For many women, investing is a scary black box, with lack of confidence and knowledge among the biggest barriers to making a start.
That's according to Victoria Harris, who created The Curve last year, an online education platform where a community of women share knowledge and educate themselves about investing.
Running the platform as a side-hustle alongside a full-time job as a fund manager, Harris says the finance industry has traditionally been male-dominated. But that's changing, and as more women contribute equally to household incomes, they want to equip themselves with financial knowledge.
"For a lot of women I speak to, investing seems like a big scary black box so they don't even want to start," Harris said.
But that's the worst mentality, she says, as each day people do nothing costs them money.

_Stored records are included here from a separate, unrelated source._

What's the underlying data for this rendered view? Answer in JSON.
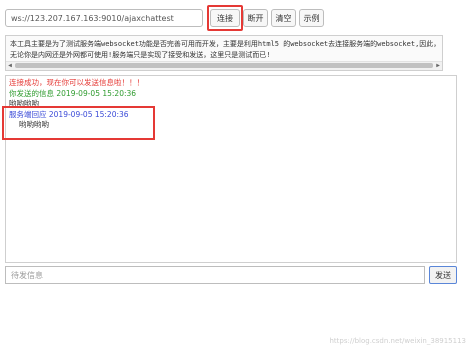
{
  "toolbar": {
    "url_value": "ws://123.207.167.163:9010/ajaxchattest",
    "connect_label": "连接",
    "disconnect_label": "断开",
    "clear_label": "清空",
    "example_label": "示例"
  },
  "notice": {
    "line1": "本工具主要是为了测试服务端websocket功能是否完善可用而开发，主要是利用html5 的websocket去连接服务端的websocket,因此，",
    "line2": "无论你是内网还是外网都可使用!服务端只是实现了接受和发送，这里只是测试而已!",
    "left_arrow": "◀",
    "right_arrow": "▶"
  },
  "log": {
    "connected_msg": "连接成功，现在你可以发送信息啦！！！",
    "sent_header": "你发送的信息 2019-09-05 15:20:36",
    "sent_body": "哟哟哟哟",
    "reply_header": "服务端回应 2019-09-05 15:20:36",
    "reply_body": "哟哟哟哟"
  },
  "composer": {
    "placeholder": "待发信息",
    "send_label": "发送"
  },
  "watermark": "https://blog.csdn.net/weixin_38915113",
  "colors": {
    "highlight": "#e53935",
    "connected": "#e53935",
    "sent": "#2e9b2e",
    "reply": "#3b4bd8"
  }
}
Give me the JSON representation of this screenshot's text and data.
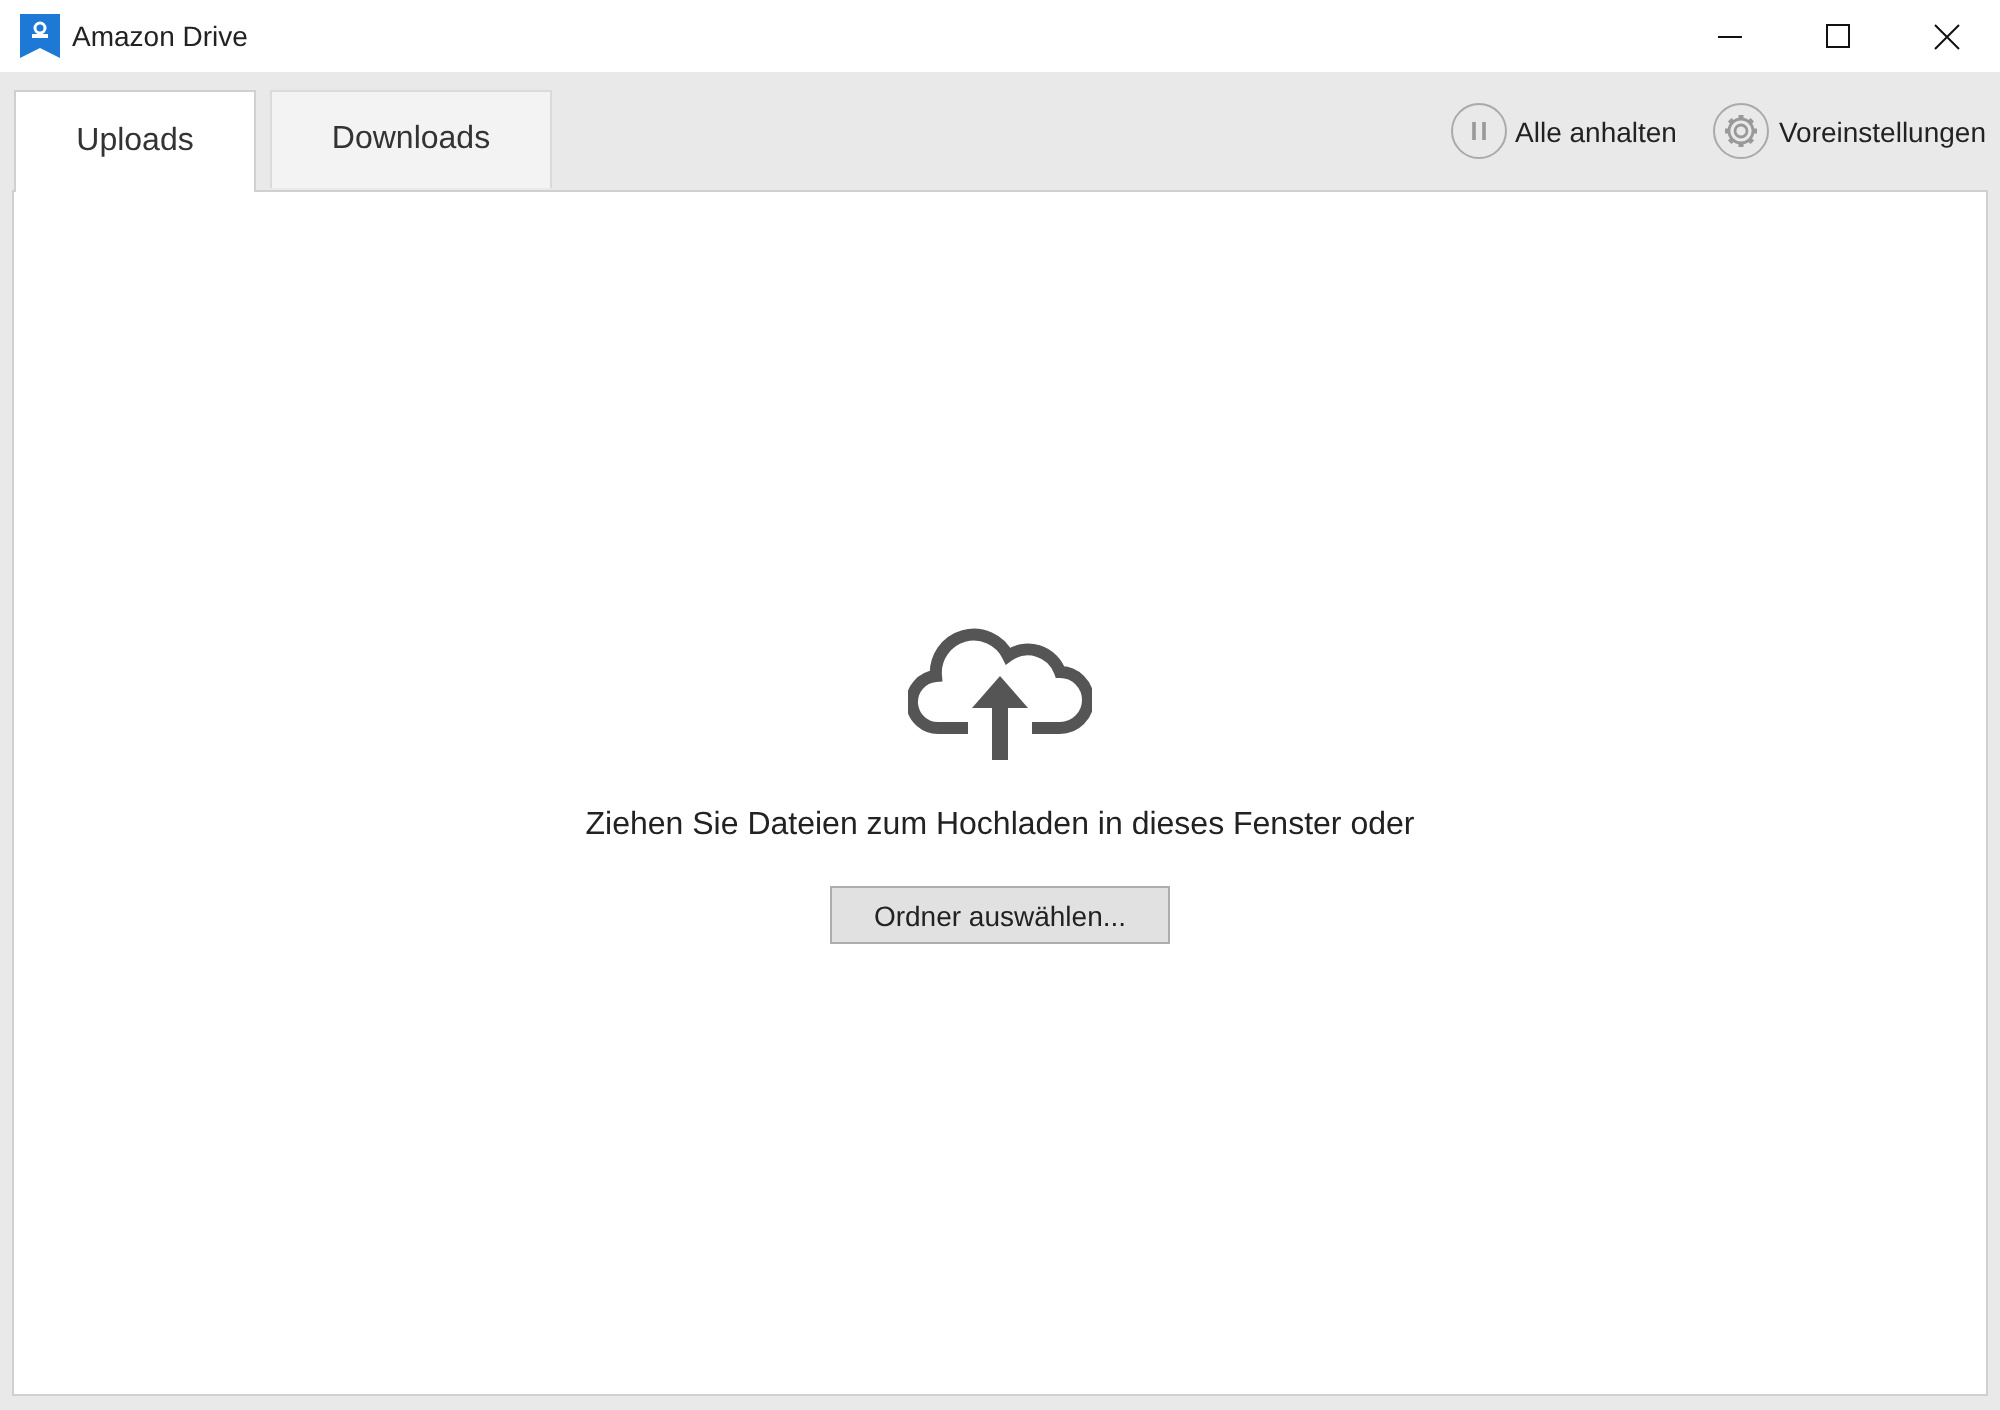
{
  "window": {
    "title": "Amazon Drive"
  },
  "tabs": [
    {
      "label": "Uploads",
      "selected": true
    },
    {
      "label": "Downloads",
      "selected": false
    }
  ],
  "toolbar_actions": [
    {
      "kind": "pause",
      "label": "Alle anhalten"
    },
    {
      "kind": "settings",
      "label": "Voreinstellungen"
    }
  ],
  "upload_area": {
    "message": "Ziehen Sie Dateien zum Hochladen in dieses Fenster oder",
    "button": "Ordner auswählen..."
  }
}
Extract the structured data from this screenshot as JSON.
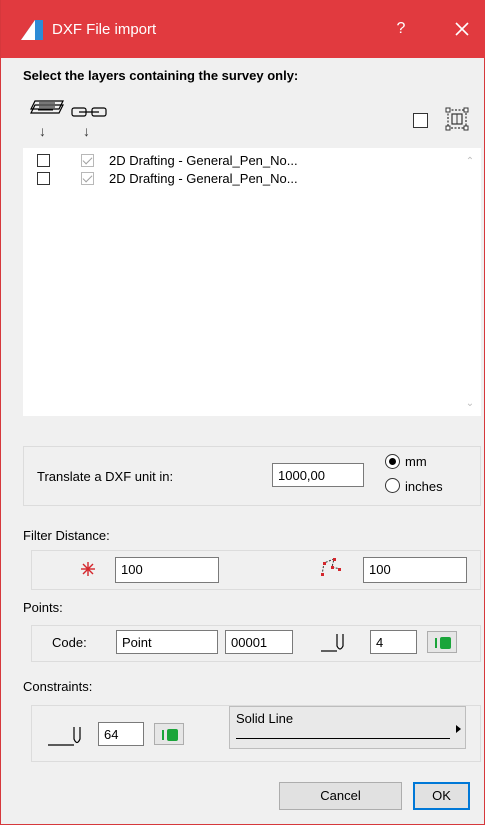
{
  "window": {
    "title": "DXF File import",
    "help_label": "?",
    "accent_color": "#e13a3f"
  },
  "heading": "Select the layers containing the survey only:",
  "toolbar": {
    "survey_icon": "layers-stack-icon",
    "link_icon": "chain-link-icon",
    "select_all_checked": false,
    "zoom_icon": "selection-frame-icon"
  },
  "layers": [
    {
      "selected": false,
      "visible": true,
      "name": "2D Drafting - General_Pen_No..."
    },
    {
      "selected": false,
      "visible": true,
      "name": "2D Drafting - General_Pen_No..."
    }
  ],
  "translate": {
    "label": "Translate a DXF unit in:",
    "value": "1000,00",
    "options": [
      "mm",
      "inches"
    ],
    "selected": "mm"
  },
  "filter": {
    "label": "Filter Distance:",
    "point_value": "100",
    "polygon_value": "100"
  },
  "points": {
    "label": "Points:",
    "code_label": "Code:",
    "code_value": "Point",
    "number_value": "00001",
    "pen_value": "4"
  },
  "constraints": {
    "label": "Constraints:",
    "pen_value": "64",
    "line_type": "Solid Line"
  },
  "buttons": {
    "cancel": "Cancel",
    "ok": "OK"
  }
}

Making a start in investing is about taking small steps which build on each other. It might be reading something or starting a conversation.
"We've tried to create a place where you can come if you know absolutely zero, and you can come if you know quite a bit about investing," Harris added.
Talking to women across a range of backgrounds and age-groups, the reasons women give for not investing are varied.
One said her father would always talk to her brothers about investing and not her, which put her on the back foot. Upon selling her business, another was tempted to put money into Bitcoin after talking to a friend, but knew nothing about it.
Comments from women at financial roadshows were often along the lines of 'I don't know this stuff, I just come along with my husband' - something Harris says made her realise women needed their own voice and community.
"It's creating conversations about investing... giving women the tools to ask the right questions so they know what to look for and make better decisions," Harris said.
The platform receives interest from women of all walks of life, including mothers wanting to pass on financial knowledge to their children.
Millennial women typically find it harder to think about investing for the future. Many older women assume they've left it too late, something Harris says might require them to make adjustments rather than not invest at all.
"We say, as long as you've got five years, that's the average in terms of an investing time horizon."
One of the key topics of the platform is investing in shares, which some use to help them start saving a deposit for a first home.
"If you put the effort in, you can be rewarded... small changes can make a huge difference."
Survey findings from the Commission for Financial Capability (CFFC) show that on average, women are better at managing money in the short-term than men, including budgeting and saving. But they're less confident about investing, more risk-averse and less likely to make long-term financial plans.
The Curve is an educational platform that doesn't give financial advice. It's free to join but events are charged. As an alternative, the Sorted website provides free, impartial information and tools to help Kiwis manage money, including budgeting, saving and investing.